We support as wide a range of Mac OS X editions as possible. The decision leading to not supporting an older edition is never easy. Finding the best path often comes down to gathering statistics about our customers' needs, and combining that information with a little insight about the feature restrictions any decision will impose.
By supporting older editions of Mac OS X, we frequently need to temper our adoption of brand new Mac technologies. Sometimes we can use them and provide a fallback for older Macs, but frequently this is not possible. So the new technology must remain confined to our research.
I would argue that this tempering should not be viewed negatively. Brand new technologies are rarely perfect and often need a little exercising the in real world before they can be used in critical environments.
Sometimes we conclude that a new technology or framework is just too useful or too compelling not to adopt immediately.
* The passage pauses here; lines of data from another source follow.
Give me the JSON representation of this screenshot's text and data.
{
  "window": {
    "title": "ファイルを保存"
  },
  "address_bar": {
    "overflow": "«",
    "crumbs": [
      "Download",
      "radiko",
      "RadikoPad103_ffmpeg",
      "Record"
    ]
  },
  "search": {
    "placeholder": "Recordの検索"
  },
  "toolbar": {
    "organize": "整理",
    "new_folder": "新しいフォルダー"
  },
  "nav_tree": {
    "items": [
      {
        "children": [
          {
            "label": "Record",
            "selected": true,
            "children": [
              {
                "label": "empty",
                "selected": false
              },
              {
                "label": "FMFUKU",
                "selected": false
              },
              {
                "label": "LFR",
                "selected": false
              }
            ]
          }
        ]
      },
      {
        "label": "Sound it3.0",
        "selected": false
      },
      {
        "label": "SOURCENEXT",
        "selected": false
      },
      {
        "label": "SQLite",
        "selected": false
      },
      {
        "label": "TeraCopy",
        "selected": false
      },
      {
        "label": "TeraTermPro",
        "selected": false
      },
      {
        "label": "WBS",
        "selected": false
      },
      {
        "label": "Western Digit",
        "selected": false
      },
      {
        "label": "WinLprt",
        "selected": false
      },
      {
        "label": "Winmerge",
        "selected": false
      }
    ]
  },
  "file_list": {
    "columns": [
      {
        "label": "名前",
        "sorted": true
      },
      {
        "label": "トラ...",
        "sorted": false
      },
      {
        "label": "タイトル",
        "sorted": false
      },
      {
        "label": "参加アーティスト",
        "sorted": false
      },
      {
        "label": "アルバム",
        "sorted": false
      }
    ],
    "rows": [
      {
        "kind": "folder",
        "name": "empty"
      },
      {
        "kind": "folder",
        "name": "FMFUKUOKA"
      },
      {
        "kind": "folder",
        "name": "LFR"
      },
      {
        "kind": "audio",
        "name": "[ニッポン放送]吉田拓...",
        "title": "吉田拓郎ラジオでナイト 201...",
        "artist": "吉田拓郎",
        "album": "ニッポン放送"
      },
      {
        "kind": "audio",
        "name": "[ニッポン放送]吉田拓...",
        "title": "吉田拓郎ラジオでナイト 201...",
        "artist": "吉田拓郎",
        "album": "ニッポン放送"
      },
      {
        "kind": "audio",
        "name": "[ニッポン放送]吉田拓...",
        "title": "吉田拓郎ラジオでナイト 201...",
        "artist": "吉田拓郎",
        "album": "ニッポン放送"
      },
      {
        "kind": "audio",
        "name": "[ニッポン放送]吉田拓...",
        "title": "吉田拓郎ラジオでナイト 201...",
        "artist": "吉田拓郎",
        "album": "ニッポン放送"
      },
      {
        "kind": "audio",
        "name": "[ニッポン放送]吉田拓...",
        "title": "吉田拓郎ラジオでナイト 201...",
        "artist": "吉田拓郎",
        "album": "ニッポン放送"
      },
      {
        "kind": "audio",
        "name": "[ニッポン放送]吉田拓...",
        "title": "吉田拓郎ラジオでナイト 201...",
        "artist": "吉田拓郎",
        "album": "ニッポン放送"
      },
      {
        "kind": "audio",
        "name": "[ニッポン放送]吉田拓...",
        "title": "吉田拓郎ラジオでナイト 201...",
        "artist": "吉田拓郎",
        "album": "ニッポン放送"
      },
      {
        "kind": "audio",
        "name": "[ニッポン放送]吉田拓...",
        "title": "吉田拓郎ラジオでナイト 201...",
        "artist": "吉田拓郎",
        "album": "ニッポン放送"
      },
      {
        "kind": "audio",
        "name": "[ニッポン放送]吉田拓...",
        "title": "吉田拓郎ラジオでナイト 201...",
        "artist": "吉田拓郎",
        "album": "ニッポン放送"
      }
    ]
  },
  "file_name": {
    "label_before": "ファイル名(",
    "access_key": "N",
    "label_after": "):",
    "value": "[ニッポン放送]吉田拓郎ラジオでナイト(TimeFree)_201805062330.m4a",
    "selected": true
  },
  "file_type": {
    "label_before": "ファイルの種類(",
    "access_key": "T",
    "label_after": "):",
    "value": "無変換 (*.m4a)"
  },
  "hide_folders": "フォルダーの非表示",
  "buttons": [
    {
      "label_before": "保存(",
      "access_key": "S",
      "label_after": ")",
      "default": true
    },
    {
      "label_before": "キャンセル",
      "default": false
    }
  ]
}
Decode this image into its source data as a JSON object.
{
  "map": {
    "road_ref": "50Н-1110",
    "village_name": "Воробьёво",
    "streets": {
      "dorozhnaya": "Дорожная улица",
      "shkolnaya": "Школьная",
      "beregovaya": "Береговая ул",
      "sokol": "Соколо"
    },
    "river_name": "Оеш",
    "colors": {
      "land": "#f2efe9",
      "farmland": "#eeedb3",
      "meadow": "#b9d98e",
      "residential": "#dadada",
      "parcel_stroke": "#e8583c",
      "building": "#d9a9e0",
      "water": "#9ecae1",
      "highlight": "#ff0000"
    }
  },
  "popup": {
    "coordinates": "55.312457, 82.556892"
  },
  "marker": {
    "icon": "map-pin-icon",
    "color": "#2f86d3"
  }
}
This was the case for Power Manager Professional. Professional requires Mac OS X 10.6 and an Intel based Mac.
We were able to make Professional's requirements higher than Power Manager's requirements (Mac OS X 10.4) because of the relationship between the two. Professional creates and manages content that can be used on Power Manager.
A home, school, or business only needs one Mac capable of running Professional to be useful. All the other Macs can run Power Manager on a mixture of Mac OS X editions ranging from Mac OS X 10.4 through to the latest 10.6. Professional creates and manages from the single newer Mac to the many older Macs.
There are significant benefits to supporting older editions of Mac OS X. With every additional edition of Mac OS X a product supports, the more robust your product becomes. Each edition of Mac OS X has its problems, quirks, and foibles. A product spanning multiple editions will need to be crafted to deal with these issues and, more often than not, be written in a more defensive manner.
There are costs to supporting older editions of Mac OS X. You only need to glance at Power Manager's multiple package installer to understand that it is not a clear case of one size fits all Mac OS Xs. Some files are needed for some editions, other files are needed for other editions. While the installer shields you from these quirks, there is always a human having to build those installer packages. Gaining the knowledge of how each Mac OS X differs takes time, takes testing, and takes a long view over the direction of the Mac operating system.
Our testing rig at DssW is currently at a high point. Five years ago, Apple made the transition from PowerPC to Intel based processors. This transition means that our customers currently have an impressively diverse mix of Macs in active use.
The mixture ranges from single-core 32 bit PowerPC Macs to multiple-core multiple-processor 64 bit Intel Macs. Throw into this mix the various editions of Mac OS X that are in use, and suddenly the testing rig required becomes a sizable problem.
Is all this effort worthwhile? Yes, because our work can be used by more customers, on more Macs, in more environments.